Data excerpts
================

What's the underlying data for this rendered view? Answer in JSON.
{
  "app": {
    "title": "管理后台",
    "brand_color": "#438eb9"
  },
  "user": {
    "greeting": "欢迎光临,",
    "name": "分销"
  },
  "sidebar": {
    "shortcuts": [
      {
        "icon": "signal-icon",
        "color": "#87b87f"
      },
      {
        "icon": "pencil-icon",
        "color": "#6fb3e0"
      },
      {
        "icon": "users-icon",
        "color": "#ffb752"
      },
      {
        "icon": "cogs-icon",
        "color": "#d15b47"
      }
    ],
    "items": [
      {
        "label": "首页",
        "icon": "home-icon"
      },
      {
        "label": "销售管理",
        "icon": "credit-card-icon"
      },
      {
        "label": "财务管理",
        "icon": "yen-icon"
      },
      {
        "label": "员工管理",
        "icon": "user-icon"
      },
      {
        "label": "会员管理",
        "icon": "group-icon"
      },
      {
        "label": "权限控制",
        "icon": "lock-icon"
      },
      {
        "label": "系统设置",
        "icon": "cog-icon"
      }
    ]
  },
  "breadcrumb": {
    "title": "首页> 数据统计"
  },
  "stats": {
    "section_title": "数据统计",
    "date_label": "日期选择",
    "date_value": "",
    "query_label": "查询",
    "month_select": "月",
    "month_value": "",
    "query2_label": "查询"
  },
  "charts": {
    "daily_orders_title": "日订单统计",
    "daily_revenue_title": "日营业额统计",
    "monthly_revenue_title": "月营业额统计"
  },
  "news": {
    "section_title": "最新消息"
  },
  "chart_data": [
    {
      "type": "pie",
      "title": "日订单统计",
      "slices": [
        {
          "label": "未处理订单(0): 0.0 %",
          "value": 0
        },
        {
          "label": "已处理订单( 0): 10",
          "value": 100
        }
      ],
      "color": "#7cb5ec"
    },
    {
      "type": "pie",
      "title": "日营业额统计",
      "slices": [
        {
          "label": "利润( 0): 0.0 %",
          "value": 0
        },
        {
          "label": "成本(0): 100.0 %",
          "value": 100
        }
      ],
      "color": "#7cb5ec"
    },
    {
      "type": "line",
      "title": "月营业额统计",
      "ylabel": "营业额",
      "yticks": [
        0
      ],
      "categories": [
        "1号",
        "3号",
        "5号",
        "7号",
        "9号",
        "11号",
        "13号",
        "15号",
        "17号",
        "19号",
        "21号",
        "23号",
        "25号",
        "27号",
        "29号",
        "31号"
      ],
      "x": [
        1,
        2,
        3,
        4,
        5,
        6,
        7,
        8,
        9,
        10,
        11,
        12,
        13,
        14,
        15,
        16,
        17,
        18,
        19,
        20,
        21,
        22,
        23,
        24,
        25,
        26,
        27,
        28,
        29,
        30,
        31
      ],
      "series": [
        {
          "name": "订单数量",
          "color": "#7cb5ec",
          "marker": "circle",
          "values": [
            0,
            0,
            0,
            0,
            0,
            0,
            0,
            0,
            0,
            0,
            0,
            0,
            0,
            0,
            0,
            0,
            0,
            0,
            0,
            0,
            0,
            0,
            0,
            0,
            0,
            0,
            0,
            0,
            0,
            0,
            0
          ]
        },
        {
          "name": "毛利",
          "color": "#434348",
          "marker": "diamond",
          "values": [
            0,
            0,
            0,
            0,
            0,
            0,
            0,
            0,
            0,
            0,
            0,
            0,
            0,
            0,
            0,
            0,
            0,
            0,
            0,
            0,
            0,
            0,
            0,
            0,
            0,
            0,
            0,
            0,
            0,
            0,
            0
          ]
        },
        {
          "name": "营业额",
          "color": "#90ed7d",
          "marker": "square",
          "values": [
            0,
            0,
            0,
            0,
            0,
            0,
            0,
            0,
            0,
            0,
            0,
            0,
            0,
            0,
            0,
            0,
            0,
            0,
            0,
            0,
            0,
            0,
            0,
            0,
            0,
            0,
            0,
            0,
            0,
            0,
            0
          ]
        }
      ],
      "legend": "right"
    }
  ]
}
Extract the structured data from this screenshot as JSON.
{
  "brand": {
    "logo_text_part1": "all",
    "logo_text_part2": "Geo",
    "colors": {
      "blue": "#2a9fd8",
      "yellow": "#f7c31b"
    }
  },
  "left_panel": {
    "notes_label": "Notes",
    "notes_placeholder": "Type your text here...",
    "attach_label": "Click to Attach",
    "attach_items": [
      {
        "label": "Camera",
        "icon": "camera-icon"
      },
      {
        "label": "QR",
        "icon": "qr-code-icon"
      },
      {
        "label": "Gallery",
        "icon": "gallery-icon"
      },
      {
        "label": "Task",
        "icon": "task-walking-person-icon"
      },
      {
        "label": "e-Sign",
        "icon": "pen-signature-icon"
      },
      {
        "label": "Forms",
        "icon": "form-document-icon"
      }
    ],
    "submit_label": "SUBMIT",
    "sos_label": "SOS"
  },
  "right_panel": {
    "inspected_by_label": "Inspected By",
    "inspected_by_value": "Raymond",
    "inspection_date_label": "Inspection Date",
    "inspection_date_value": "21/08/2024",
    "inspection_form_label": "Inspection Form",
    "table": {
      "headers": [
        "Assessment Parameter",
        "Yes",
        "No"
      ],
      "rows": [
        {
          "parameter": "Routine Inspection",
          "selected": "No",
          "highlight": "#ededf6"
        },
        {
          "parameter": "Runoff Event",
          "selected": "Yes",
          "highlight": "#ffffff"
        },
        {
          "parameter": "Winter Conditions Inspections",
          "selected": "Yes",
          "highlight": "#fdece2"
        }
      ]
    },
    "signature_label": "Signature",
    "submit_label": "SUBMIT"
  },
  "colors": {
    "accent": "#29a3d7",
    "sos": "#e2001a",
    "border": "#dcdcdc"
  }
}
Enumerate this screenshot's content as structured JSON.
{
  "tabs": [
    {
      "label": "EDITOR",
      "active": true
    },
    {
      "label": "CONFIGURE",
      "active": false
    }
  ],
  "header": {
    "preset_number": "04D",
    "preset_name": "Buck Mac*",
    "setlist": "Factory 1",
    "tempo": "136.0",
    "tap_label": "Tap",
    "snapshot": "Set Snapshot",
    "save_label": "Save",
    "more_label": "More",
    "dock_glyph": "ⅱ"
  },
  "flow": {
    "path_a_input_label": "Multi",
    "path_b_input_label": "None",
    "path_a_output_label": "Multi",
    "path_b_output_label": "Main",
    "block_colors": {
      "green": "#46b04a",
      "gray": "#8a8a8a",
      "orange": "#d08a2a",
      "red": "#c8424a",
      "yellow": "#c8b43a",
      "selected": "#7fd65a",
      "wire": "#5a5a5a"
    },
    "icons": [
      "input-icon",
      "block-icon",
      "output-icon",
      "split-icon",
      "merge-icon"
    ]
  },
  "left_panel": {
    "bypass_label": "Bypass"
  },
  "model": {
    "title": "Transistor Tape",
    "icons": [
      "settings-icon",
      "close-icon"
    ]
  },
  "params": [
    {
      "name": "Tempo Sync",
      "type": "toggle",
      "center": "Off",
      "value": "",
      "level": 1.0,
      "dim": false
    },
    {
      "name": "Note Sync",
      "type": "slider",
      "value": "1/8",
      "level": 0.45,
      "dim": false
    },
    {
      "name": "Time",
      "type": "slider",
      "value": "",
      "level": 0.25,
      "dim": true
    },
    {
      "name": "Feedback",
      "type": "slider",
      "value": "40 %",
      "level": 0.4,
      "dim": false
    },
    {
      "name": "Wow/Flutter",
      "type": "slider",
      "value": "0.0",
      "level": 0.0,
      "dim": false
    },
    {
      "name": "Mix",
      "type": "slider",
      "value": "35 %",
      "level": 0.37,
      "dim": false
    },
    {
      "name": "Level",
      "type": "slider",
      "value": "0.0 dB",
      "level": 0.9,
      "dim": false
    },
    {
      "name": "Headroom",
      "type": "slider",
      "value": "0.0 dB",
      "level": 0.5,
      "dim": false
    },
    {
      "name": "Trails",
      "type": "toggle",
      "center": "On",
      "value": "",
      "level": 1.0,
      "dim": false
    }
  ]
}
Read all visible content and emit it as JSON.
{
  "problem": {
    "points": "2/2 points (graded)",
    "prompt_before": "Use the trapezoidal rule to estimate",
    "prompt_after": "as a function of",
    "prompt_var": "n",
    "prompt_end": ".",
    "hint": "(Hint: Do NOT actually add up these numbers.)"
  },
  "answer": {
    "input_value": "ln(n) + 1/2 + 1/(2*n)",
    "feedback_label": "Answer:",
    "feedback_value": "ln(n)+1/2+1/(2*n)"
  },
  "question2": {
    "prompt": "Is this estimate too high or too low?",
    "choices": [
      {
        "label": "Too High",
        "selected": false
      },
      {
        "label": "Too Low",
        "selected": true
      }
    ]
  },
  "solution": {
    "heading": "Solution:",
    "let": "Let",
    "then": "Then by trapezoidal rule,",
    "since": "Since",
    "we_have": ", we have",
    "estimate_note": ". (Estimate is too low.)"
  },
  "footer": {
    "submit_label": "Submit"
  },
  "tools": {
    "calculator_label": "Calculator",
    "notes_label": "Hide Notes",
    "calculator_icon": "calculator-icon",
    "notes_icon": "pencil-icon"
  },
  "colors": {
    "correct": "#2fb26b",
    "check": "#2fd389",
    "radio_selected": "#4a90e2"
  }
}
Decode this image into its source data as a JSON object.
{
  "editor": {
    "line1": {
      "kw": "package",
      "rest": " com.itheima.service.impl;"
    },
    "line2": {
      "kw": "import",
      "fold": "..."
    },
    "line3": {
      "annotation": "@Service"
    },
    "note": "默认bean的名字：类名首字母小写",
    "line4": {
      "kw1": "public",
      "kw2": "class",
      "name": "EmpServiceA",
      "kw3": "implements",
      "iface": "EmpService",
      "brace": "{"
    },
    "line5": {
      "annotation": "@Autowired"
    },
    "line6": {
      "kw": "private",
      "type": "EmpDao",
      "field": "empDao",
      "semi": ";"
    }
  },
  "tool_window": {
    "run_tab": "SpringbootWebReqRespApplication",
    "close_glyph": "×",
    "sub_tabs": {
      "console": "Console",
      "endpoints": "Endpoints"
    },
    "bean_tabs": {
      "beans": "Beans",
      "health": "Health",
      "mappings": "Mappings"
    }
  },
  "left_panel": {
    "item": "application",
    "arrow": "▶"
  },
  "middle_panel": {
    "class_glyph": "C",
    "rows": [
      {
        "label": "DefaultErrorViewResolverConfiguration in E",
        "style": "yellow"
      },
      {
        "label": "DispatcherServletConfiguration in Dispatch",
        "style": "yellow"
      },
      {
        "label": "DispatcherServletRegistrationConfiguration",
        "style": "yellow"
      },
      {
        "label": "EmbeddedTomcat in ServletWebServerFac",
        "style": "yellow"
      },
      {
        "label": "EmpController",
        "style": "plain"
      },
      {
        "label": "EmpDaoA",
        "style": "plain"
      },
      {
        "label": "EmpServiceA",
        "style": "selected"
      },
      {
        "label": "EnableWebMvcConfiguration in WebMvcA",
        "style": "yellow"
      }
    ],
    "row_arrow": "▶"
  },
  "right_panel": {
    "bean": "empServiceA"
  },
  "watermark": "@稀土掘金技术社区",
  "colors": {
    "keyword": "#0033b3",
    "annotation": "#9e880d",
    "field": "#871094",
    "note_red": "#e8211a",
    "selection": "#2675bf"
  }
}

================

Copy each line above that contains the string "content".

**ANSWER TO THE PROBLEM**:
Enumerate this screenshot's content as structured JSON.
Read all visible content and emit it as JSON.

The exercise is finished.